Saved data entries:
***
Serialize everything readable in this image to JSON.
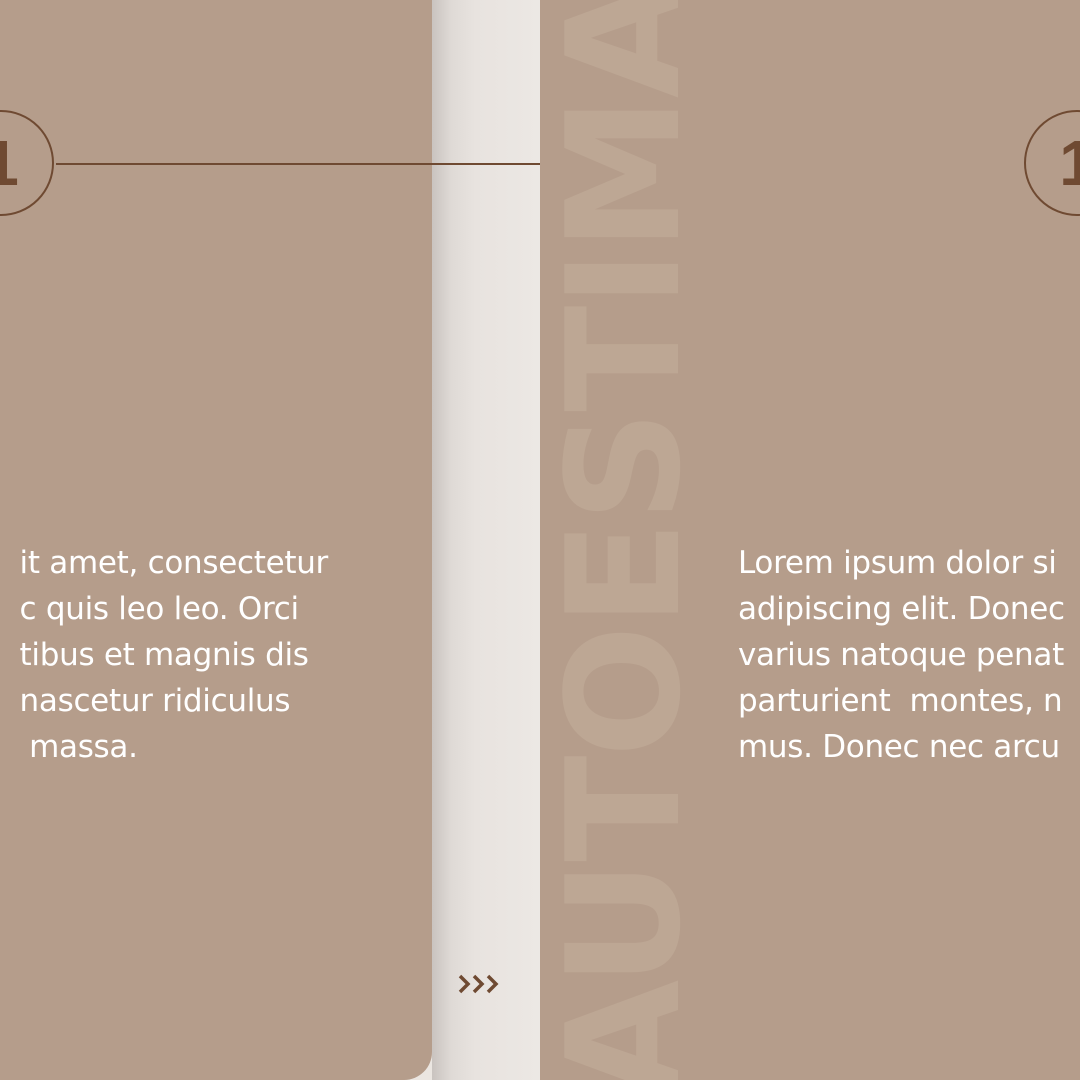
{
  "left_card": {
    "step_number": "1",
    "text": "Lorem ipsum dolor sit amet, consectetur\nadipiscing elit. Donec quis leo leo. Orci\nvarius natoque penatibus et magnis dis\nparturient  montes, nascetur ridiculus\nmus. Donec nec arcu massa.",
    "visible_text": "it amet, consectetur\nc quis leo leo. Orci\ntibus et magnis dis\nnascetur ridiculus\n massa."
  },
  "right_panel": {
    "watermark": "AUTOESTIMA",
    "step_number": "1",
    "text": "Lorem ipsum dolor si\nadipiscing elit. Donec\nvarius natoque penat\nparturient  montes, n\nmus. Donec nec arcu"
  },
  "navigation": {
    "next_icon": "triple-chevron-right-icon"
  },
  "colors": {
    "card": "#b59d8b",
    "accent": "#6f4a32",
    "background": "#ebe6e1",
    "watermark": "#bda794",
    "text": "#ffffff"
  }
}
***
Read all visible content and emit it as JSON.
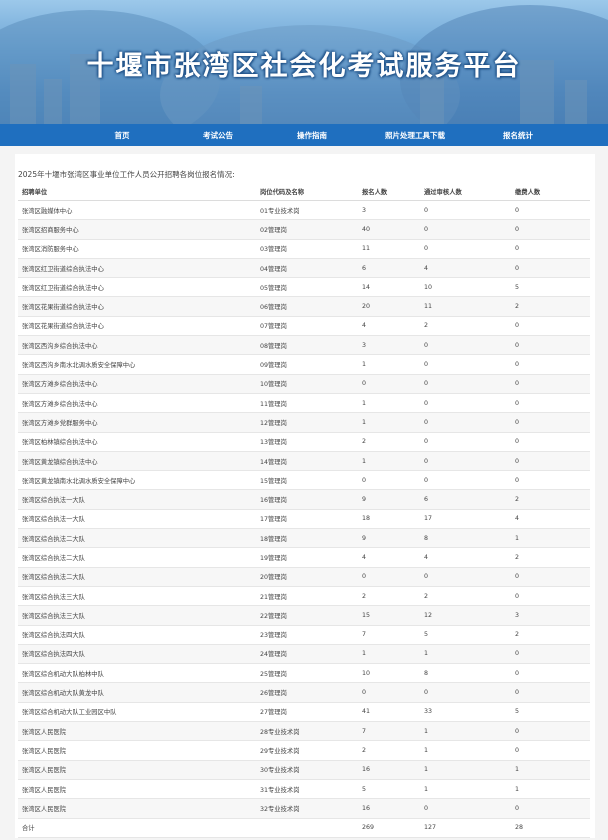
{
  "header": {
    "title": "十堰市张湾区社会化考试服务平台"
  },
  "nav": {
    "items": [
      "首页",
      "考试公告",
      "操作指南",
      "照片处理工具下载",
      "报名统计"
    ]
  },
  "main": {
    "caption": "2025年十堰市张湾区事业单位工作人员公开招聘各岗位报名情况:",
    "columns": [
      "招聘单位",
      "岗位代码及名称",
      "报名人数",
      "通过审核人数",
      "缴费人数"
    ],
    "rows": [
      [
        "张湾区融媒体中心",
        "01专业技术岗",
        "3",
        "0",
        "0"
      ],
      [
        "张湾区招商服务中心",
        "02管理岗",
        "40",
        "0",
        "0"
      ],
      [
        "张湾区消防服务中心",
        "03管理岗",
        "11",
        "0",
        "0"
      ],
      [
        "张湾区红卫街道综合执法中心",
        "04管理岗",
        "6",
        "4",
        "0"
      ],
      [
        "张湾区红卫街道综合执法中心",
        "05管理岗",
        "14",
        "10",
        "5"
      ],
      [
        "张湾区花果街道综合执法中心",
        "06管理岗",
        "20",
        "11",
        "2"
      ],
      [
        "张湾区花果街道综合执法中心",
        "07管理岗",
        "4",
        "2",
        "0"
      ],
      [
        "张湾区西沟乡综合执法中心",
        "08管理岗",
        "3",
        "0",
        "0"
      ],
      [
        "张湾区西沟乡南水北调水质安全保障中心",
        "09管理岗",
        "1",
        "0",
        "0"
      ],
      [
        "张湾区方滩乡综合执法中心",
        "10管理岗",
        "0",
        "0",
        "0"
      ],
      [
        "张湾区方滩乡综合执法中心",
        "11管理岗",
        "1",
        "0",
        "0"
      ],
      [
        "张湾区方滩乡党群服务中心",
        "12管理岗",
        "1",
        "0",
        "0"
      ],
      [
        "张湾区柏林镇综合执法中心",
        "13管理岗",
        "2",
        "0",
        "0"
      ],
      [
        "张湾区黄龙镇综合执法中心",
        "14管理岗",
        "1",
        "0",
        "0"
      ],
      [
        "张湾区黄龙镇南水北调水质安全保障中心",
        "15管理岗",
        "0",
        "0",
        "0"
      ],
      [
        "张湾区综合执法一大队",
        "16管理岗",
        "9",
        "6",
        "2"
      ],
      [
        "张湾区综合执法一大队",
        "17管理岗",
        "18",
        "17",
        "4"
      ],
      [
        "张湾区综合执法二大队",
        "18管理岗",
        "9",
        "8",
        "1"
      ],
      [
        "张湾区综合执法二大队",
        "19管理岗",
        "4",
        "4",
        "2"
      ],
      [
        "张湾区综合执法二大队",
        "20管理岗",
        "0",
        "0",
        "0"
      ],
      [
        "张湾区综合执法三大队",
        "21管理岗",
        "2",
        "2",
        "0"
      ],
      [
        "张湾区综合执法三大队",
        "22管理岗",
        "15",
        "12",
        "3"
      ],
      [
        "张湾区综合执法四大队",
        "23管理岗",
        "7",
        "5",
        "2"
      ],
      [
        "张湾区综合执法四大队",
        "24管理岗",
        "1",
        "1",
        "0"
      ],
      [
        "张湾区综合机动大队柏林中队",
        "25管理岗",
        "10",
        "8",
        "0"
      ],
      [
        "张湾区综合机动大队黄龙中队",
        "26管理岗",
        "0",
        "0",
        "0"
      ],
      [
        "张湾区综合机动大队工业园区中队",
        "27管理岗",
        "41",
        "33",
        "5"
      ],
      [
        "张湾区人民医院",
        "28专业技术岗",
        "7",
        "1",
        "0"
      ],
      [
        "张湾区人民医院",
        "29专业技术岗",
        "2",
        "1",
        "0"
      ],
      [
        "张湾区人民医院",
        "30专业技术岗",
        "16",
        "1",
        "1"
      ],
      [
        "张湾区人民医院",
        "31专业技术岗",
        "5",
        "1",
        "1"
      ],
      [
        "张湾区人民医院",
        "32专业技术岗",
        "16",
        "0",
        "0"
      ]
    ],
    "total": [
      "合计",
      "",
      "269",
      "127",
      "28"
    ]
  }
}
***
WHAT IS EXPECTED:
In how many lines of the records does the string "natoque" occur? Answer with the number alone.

YOUR SOLUTION:
2